"My head was just spinning," Mrs Woodhouse said.

"I just thought he just had a gastro bug. I thought it would just run its course.

"I carry a lot of guilt about that. Hindsight is 20/20. It could have been so much worse.

"Looking back now, it's a lesson learned. If your child is sick, your child is sick, you have to take them in.

"If it hadn't been for that doctor and nurse working out what was wrong when they did, I'd hate to think what would have happened.

"I don't even want to think what the consequences would've been."

Ms Woodhouse said Brodi, who has autism and had previously battled juvenile arthritis, had recently been put on a new medication.

"He had been drinking a lot more.
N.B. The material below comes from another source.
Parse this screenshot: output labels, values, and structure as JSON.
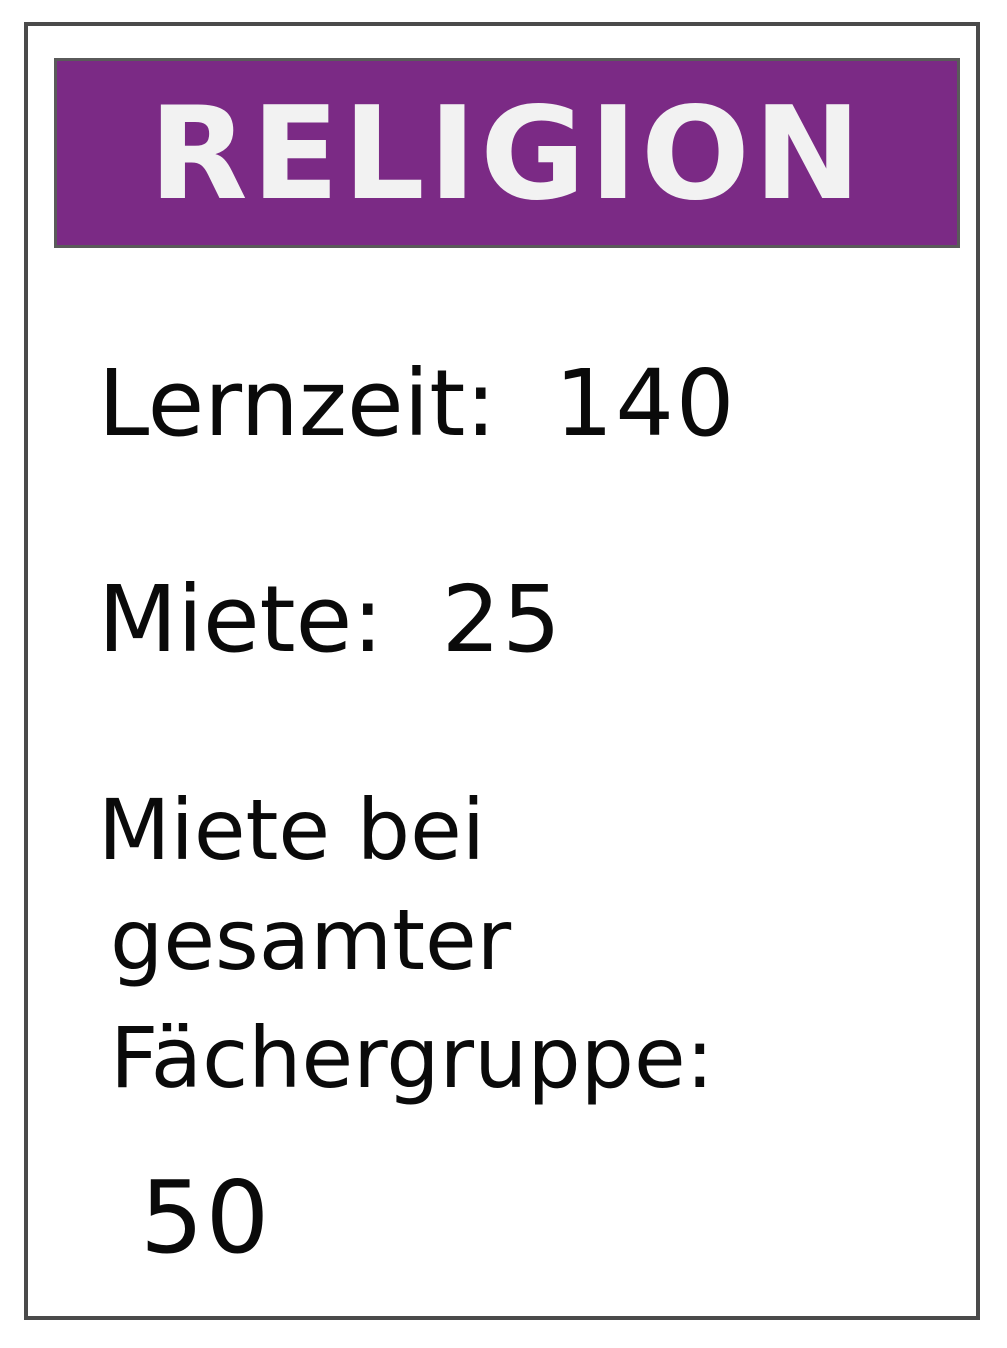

He wasn't eating as much, and we thought it was the new medication, because some of them suppress appetite and some can make you thirsty," she said.

Dr Lopez said all of the Hunter children who had been through intensive care at the John Hunter Children's Hospital had recovered.

"For Type 1, all kids diagnosed get admitted to hospital when they are first diagnosed for inpatient education because managing it is quite involved," she said.

"If you have any concerns, or notice those four main warning signs, you can go to a GP for advice, or if it is more severe, the hospital is safe."

This story 'We thought it was a gastro bug': Type 1 diabetes spike sparks warning first appeared on Newcastle Herald.